A story of a returning soldier, survivors’ guilt and military honor, this quiet tale is one of internal conflict as both army comrades and family back home must learn to go on with life. This is a well-mined theme, which makes it more difficult to do something original. However, this one is a very well-crafted version, with both characters and plotlines staying within the bounds of reality. It is nice to spotlight the ordinary people who serve to make us remember that we and our neighbors could be a part of this story.

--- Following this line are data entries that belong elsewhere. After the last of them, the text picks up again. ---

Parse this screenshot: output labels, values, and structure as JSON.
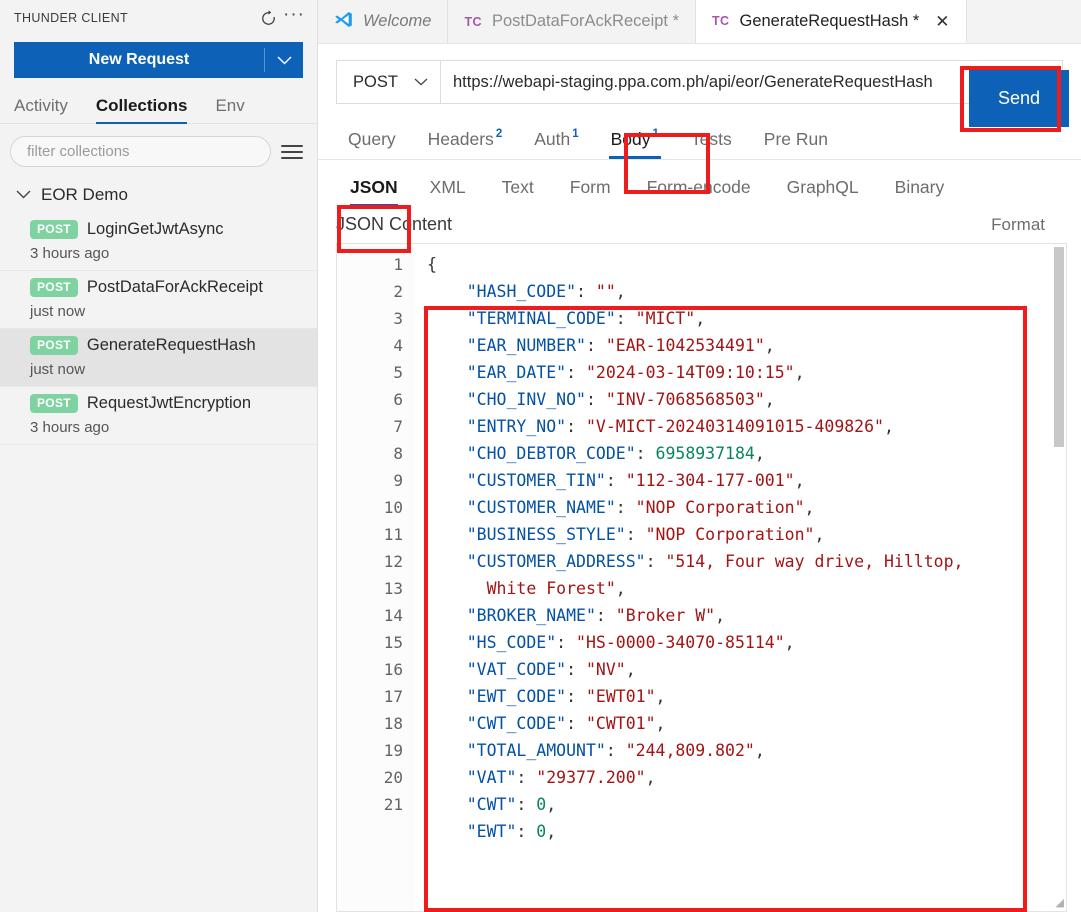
{
  "sidebar": {
    "title": "THUNDER CLIENT",
    "refresh_icon": "refresh-icon",
    "more_icon": "more-icon",
    "new_request_label": "New Request",
    "tabs": [
      {
        "label": "Activity",
        "active": false
      },
      {
        "label": "Collections",
        "active": true
      },
      {
        "label": "Env",
        "active": false
      }
    ],
    "filter_placeholder": "filter collections",
    "menu_icon": "hamburger-icon",
    "collection": {
      "name": "EOR Demo",
      "expanded": true,
      "requests": [
        {
          "method": "POST",
          "name": "LoginGetJwtAsync",
          "time": "3 hours ago",
          "selected": false
        },
        {
          "method": "POST",
          "name": "PostDataForAckReceipt",
          "time": "just now",
          "selected": false
        },
        {
          "method": "POST",
          "name": "GenerateRequestHash",
          "time": "just now",
          "selected": true
        },
        {
          "method": "POST",
          "name": "RequestJwtEncryption",
          "time": "3 hours ago",
          "selected": false
        }
      ]
    }
  },
  "editor_tabs": [
    {
      "icon": "vscode-logo-icon",
      "label": "Welcome",
      "dirty": false,
      "active": false,
      "closable": false
    },
    {
      "icon": "thunder-client-icon",
      "label": "PostDataForAckReceipt *",
      "dirty": true,
      "active": false,
      "closable": false
    },
    {
      "icon": "thunder-client-icon",
      "label": "GenerateRequestHash *",
      "dirty": true,
      "active": true,
      "closable": true
    }
  ],
  "tab_icon_text": "TC",
  "close_glyph": "✕",
  "request": {
    "method": "POST",
    "url": "https://webapi-staging.ppa.com.ph/api/eor/GenerateRequestHash",
    "send_label": "Send"
  },
  "section_tabs": [
    {
      "label": "Query",
      "badge": "",
      "active": false
    },
    {
      "label": "Headers",
      "badge": "2",
      "active": false
    },
    {
      "label": "Auth",
      "badge": "1",
      "active": false
    },
    {
      "label": "Body",
      "badge": "1",
      "active": true
    },
    {
      "label": "Tests",
      "badge": "",
      "active": false
    },
    {
      "label": "Pre Run",
      "badge": "",
      "active": false
    }
  ],
  "body_tabs": [
    {
      "label": "JSON",
      "active": true
    },
    {
      "label": "XML",
      "active": false
    },
    {
      "label": "Text",
      "active": false
    },
    {
      "label": "Form",
      "active": false
    },
    {
      "label": "Form-encode",
      "active": false
    },
    {
      "label": "GraphQL",
      "active": false
    },
    {
      "label": "Binary",
      "active": false
    }
  ],
  "content_header": {
    "title": "JSON Content",
    "action": "Format"
  },
  "json_editor": {
    "line_numbers": [
      1,
      2,
      3,
      4,
      5,
      6,
      7,
      8,
      9,
      10,
      11,
      12,
      13,
      14,
      15,
      16,
      17,
      18,
      19,
      20,
      21
    ],
    "lines": [
      [
        {
          "t": "{",
          "c": "p"
        }
      ],
      [
        {
          "t": "    ",
          "c": "p"
        },
        {
          "t": "\"HASH_CODE\"",
          "c": "k"
        },
        {
          "t": ": ",
          "c": "p"
        },
        {
          "t": "\"\"",
          "c": "s"
        },
        {
          "t": ",",
          "c": "p"
        }
      ],
      [
        {
          "t": "    ",
          "c": "p"
        },
        {
          "t": "\"TERMINAL_CODE\"",
          "c": "k"
        },
        {
          "t": ": ",
          "c": "p"
        },
        {
          "t": "\"MICT\"",
          "c": "s"
        },
        {
          "t": ",",
          "c": "p"
        }
      ],
      [
        {
          "t": "    ",
          "c": "p"
        },
        {
          "t": "\"EAR_NUMBER\"",
          "c": "k"
        },
        {
          "t": ": ",
          "c": "p"
        },
        {
          "t": "\"EAR-1042534491\"",
          "c": "s"
        },
        {
          "t": ",",
          "c": "p"
        }
      ],
      [
        {
          "t": "    ",
          "c": "p"
        },
        {
          "t": "\"EAR_DATE\"",
          "c": "k"
        },
        {
          "t": ": ",
          "c": "p"
        },
        {
          "t": "\"2024-03-14T09:10:15\"",
          "c": "s"
        },
        {
          "t": ",",
          "c": "p"
        }
      ],
      [
        {
          "t": "    ",
          "c": "p"
        },
        {
          "t": "\"CHO_INV_NO\"",
          "c": "k"
        },
        {
          "t": ": ",
          "c": "p"
        },
        {
          "t": "\"INV-7068568503\"",
          "c": "s"
        },
        {
          "t": ",",
          "c": "p"
        }
      ],
      [
        {
          "t": "    ",
          "c": "p"
        },
        {
          "t": "\"ENTRY_NO\"",
          "c": "k"
        },
        {
          "t": ": ",
          "c": "p"
        },
        {
          "t": "\"V-MICT-20240314091015-409826\"",
          "c": "s"
        },
        {
          "t": ",",
          "c": "p"
        }
      ],
      [
        {
          "t": "    ",
          "c": "p"
        },
        {
          "t": "\"CHO_DEBTOR_CODE\"",
          "c": "k"
        },
        {
          "t": ": ",
          "c": "p"
        },
        {
          "t": "6958937184",
          "c": "n"
        },
        {
          "t": ",",
          "c": "p"
        }
      ],
      [
        {
          "t": "    ",
          "c": "p"
        },
        {
          "t": "\"CUSTOMER_TIN\"",
          "c": "k"
        },
        {
          "t": ": ",
          "c": "p"
        },
        {
          "t": "\"112-304-177-001\"",
          "c": "s"
        },
        {
          "t": ",",
          "c": "p"
        }
      ],
      [
        {
          "t": "    ",
          "c": "p"
        },
        {
          "t": "\"CUSTOMER_NAME\"",
          "c": "k"
        },
        {
          "t": ": ",
          "c": "p"
        },
        {
          "t": "\"NOP Corporation\"",
          "c": "s"
        },
        {
          "t": ",",
          "c": "p"
        }
      ],
      [
        {
          "t": "    ",
          "c": "p"
        },
        {
          "t": "\"BUSINESS_STYLE\"",
          "c": "k"
        },
        {
          "t": ": ",
          "c": "p"
        },
        {
          "t": "\"NOP Corporation\"",
          "c": "s"
        },
        {
          "t": ",",
          "c": "p"
        }
      ],
      [
        {
          "t": "    ",
          "c": "p"
        },
        {
          "t": "\"CUSTOMER_ADDRESS\"",
          "c": "k"
        },
        {
          "t": ": ",
          "c": "p"
        },
        {
          "t": "\"514, Four way drive, Hilltop,",
          "c": "s"
        }
      ],
      [
        {
          "t": "      ",
          "c": "p"
        },
        {
          "t": "White Forest\"",
          "c": "s"
        },
        {
          "t": ",",
          "c": "p"
        }
      ],
      [
        {
          "t": "    ",
          "c": "p"
        },
        {
          "t": "\"BROKER_NAME\"",
          "c": "k"
        },
        {
          "t": ": ",
          "c": "p"
        },
        {
          "t": "\"Broker W\"",
          "c": "s"
        },
        {
          "t": ",",
          "c": "p"
        }
      ],
      [
        {
          "t": "    ",
          "c": "p"
        },
        {
          "t": "\"HS_CODE\"",
          "c": "k"
        },
        {
          "t": ": ",
          "c": "p"
        },
        {
          "t": "\"HS-0000-34070-85114\"",
          "c": "s"
        },
        {
          "t": ",",
          "c": "p"
        }
      ],
      [
        {
          "t": "    ",
          "c": "p"
        },
        {
          "t": "\"VAT_CODE\"",
          "c": "k"
        },
        {
          "t": ": ",
          "c": "p"
        },
        {
          "t": "\"NV\"",
          "c": "s"
        },
        {
          "t": ",",
          "c": "p"
        }
      ],
      [
        {
          "t": "    ",
          "c": "p"
        },
        {
          "t": "\"EWT_CODE\"",
          "c": "k"
        },
        {
          "t": ": ",
          "c": "p"
        },
        {
          "t": "\"EWT01\"",
          "c": "s"
        },
        {
          "t": ",",
          "c": "p"
        }
      ],
      [
        {
          "t": "    ",
          "c": "p"
        },
        {
          "t": "\"CWT_CODE\"",
          "c": "k"
        },
        {
          "t": ": ",
          "c": "p"
        },
        {
          "t": "\"CWT01\"",
          "c": "s"
        },
        {
          "t": ",",
          "c": "p"
        }
      ],
      [
        {
          "t": "    ",
          "c": "p"
        },
        {
          "t": "\"TOTAL_AMOUNT\"",
          "c": "k"
        },
        {
          "t": ": ",
          "c": "p"
        },
        {
          "t": "\"244,809.802\"",
          "c": "s"
        },
        {
          "t": ",",
          "c": "p"
        }
      ],
      [
        {
          "t": "    ",
          "c": "p"
        },
        {
          "t": "\"VAT\"",
          "c": "k"
        },
        {
          "t": ": ",
          "c": "p"
        },
        {
          "t": "\"29377.200\"",
          "c": "s"
        },
        {
          "t": ",",
          "c": "p"
        }
      ],
      [
        {
          "t": "    ",
          "c": "p"
        },
        {
          "t": "\"CWT\"",
          "c": "k"
        },
        {
          "t": ": ",
          "c": "p"
        },
        {
          "t": "0",
          "c": "n"
        },
        {
          "t": ",",
          "c": "p"
        }
      ],
      [
        {
          "t": "    ",
          "c": "p"
        },
        {
          "t": "\"EWT\"",
          "c": "k"
        },
        {
          "t": ": ",
          "c": "p"
        },
        {
          "t": "0",
          "c": "n"
        },
        {
          "t": ",",
          "c": "p"
        }
      ]
    ]
  },
  "annotations": [
    {
      "name": "send-button-highlight",
      "color": "#ee1c1c"
    },
    {
      "name": "body-tab-highlight",
      "color": "#ee1c1c"
    },
    {
      "name": "json-tab-highlight",
      "color": "#ee1c1c"
    },
    {
      "name": "json-editor-highlight",
      "color": "#ee1c1c"
    }
  ],
  "colors": {
    "accent": "#0d62b8",
    "method_badge": "#7ed3a0",
    "annotation": "#ee1c1c",
    "json_key": "#0451a5",
    "json_string": "#a31515",
    "json_number": "#098658"
  }
}
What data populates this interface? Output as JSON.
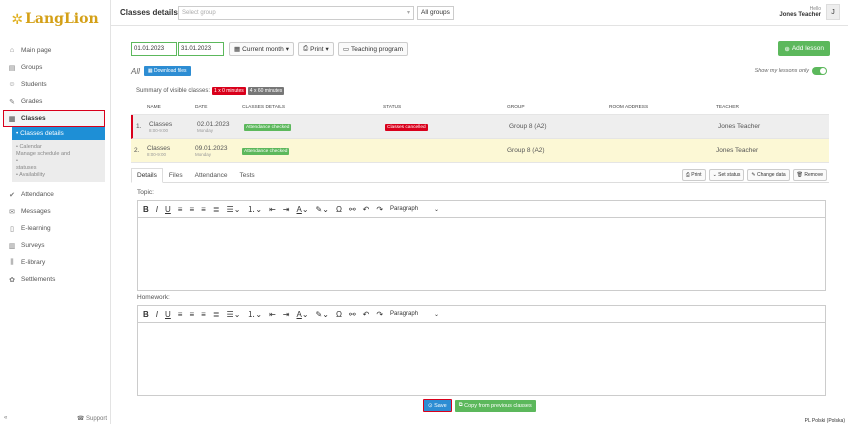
{
  "app": {
    "logo_text": "LangLion"
  },
  "sidebar": {
    "items": [
      {
        "label": "Main page",
        "icon": "home-icon"
      },
      {
        "label": "Groups",
        "icon": "groups-icon"
      },
      {
        "label": "Students",
        "icon": "students-icon"
      },
      {
        "label": "Grades",
        "icon": "grades-icon"
      },
      {
        "label": "Classes",
        "icon": "classes-icon"
      }
    ],
    "sub_active": "• Classes details",
    "sub_items": [
      "• Calendar",
      "Manage schedule and",
      "•",
      "statuses",
      "• Availability"
    ],
    "items_after": [
      {
        "label": "Attendance",
        "icon": "attendance-icon"
      },
      {
        "label": "Messages",
        "icon": "messages-icon"
      },
      {
        "label": "E-learning",
        "icon": "elearning-icon"
      },
      {
        "label": "Surveys",
        "icon": "surveys-icon"
      },
      {
        "label": "E-library",
        "icon": "elibrary-icon"
      },
      {
        "label": "Settlements",
        "icon": "settlements-icon"
      }
    ],
    "support": "Support"
  },
  "topbar": {
    "title": "Classes details",
    "group_placeholder": "Select group",
    "all_groups": "All groups",
    "hello": "Hello",
    "user_name": "Jones Teacher",
    "avatar_letter": "J"
  },
  "toolbar": {
    "date_from": "01.01.2023",
    "date_to": "31.01.2023",
    "current_month": "Current month",
    "print": "Print",
    "teaching_program": "Teaching program",
    "add_lesson": "Add lesson"
  },
  "filters": {
    "all_label": "All",
    "download_files": "Download files",
    "show_my_lessons": "Show my lessons only"
  },
  "summary": {
    "label": "Summary of visible classes:",
    "badge_red": "1 x 0 minutes",
    "badge_gray": "4 x 60 minutes",
    "badge_red_color": "#d9001b",
    "badge_gray_color": "#777777"
  },
  "table": {
    "headers": [
      "NAME",
      "DATE",
      "CLASSES DETAILS",
      "STATUS",
      "GROUP",
      "ROOM ADDRESS",
      "TEACHER"
    ],
    "rows": [
      {
        "num": "1.",
        "name": "Classes",
        "time": "8:00-9:00",
        "date": "02.01.2023",
        "day": "Monday",
        "details": "Attendance checked",
        "status": "Classes cancelled",
        "group": "Group 8 (A2)",
        "room": "",
        "teacher": "Jones Teacher"
      },
      {
        "num": "2.",
        "name": "Classes",
        "time": "8:00-9:00",
        "date": "09.01.2023",
        "day": "Monday",
        "details": "Attendance checked",
        "status": "",
        "group": "Group 8 (A2)",
        "room": "",
        "teacher": "Jones Teacher"
      }
    ]
  },
  "tabs": [
    "Details",
    "Files",
    "Attendance",
    "Tests"
  ],
  "tab_actions": {
    "print": "Print",
    "set_status": "Set status",
    "change_data": "Change data",
    "remove": "Remove"
  },
  "editor": {
    "topic_label": "Topic:",
    "homework_label": "Homework:",
    "paragraph": "Paragraph"
  },
  "actions": {
    "save": "Save",
    "copy_previous": "Copy from previous classes"
  },
  "language": "PL Polski (Polska)"
}
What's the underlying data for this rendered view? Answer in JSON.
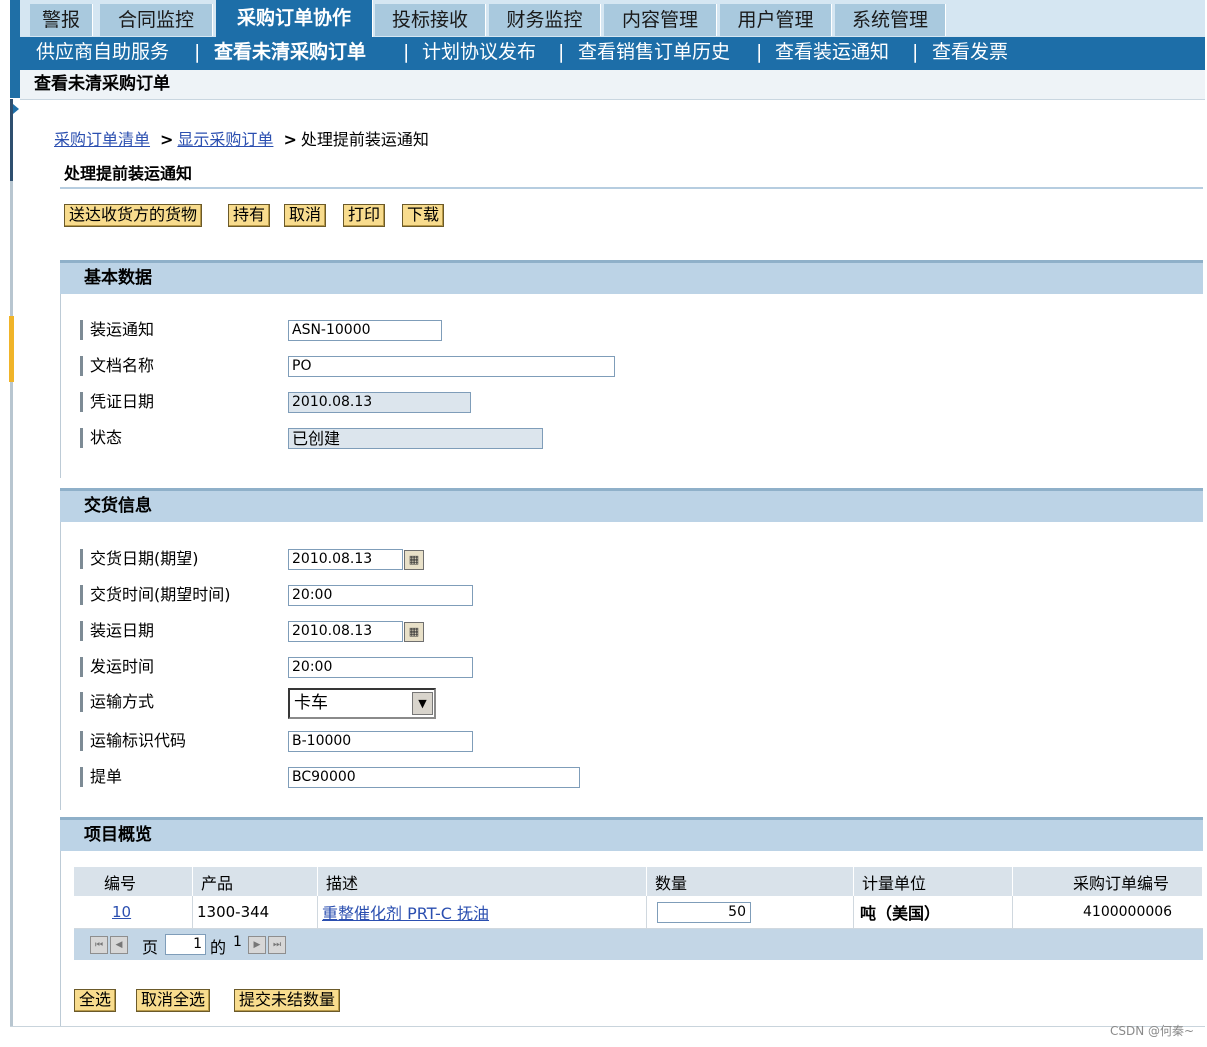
{
  "tabs": [
    "警报",
    "合同监控",
    "采购订单协作",
    "投标接收",
    "财务监控",
    "内容管理",
    "用户管理",
    "系统管理"
  ],
  "subnav": [
    "供应商自助服务",
    "查看未清采购订单",
    "计划协议发布",
    "查看销售订单历史",
    "查看装运通知",
    "查看发票"
  ],
  "subnav_sep": "|",
  "page_title": "查看未清采购订单",
  "breadcrumb": {
    "link1": "采购订单清单",
    "link2": "显示采购订单",
    "current": "处理提前装运通知",
    "arrow": ">"
  },
  "section_title": "处理提前装运通知",
  "actions": [
    "送达收货方的货物",
    "持有",
    "取消",
    "打印",
    "下载"
  ],
  "basic": {
    "title": "基本数据",
    "asn_label": "装运通知",
    "asn_value": "ASN-10000",
    "doc_label": "文档名称",
    "doc_value": "PO",
    "date_label": "凭证日期",
    "date_value": "2010.08.13",
    "status_label": "状态",
    "status_value": "已创建"
  },
  "delivery": {
    "title": "交货信息",
    "ddate_label": "交货日期(期望)",
    "ddate_value": "2010.08.13",
    "dtime_label": "交货时间(期望时间)",
    "dtime_value": "20:00",
    "sdate_label": "装运日期",
    "sdate_value": "2010.08.13",
    "stime_label": "发运时间",
    "stime_value": "20:00",
    "mode_label": "运输方式",
    "mode_value": "卡车",
    "mode_id_label": "运输标识代码",
    "mode_id_value": "B-10000",
    "bol_label": "提单",
    "bol_value": "BC90000"
  },
  "items": {
    "title": "项目概览",
    "columns": [
      "编号",
      "产品",
      "描述",
      "数量",
      "计量单位",
      "采购订单编号"
    ],
    "rows": [
      {
        "no": "10",
        "product": "1300-344",
        "desc": "重整催化剂 PRT-C 抚油",
        "qty": "50",
        "uom": "吨（美国）",
        "po": "4100000006"
      }
    ],
    "pager": {
      "page_label": "页",
      "page": "1",
      "of_label": "的",
      "total": "1"
    }
  },
  "bottom_actions": [
    "全选",
    "取消全选",
    "提交未结数量"
  ],
  "watermark": "CSDN @何秦~"
}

When Spence was killed in Afghanistan, he left his parents’ home to next-door neighbor Callie. She is considering turning the old Victorian into a B&B. Then, Spence’s army buddy, Nick, shows up with the unit’s dog. Nick is recovering from injuries to his body, but not from his guilt over Spence’s death. When Callie and Nick meet, they are attracted to each other and Callie feels like she knows him already, but the wounds of war stand between them. As Nick gets more involved in the remodel, they begin to see the inn as a tribute to the memory of their shared friend. Maybe that memory can heal their hearts. (SIGNET ECLIPSE, Sep., 336 pp., $7.99)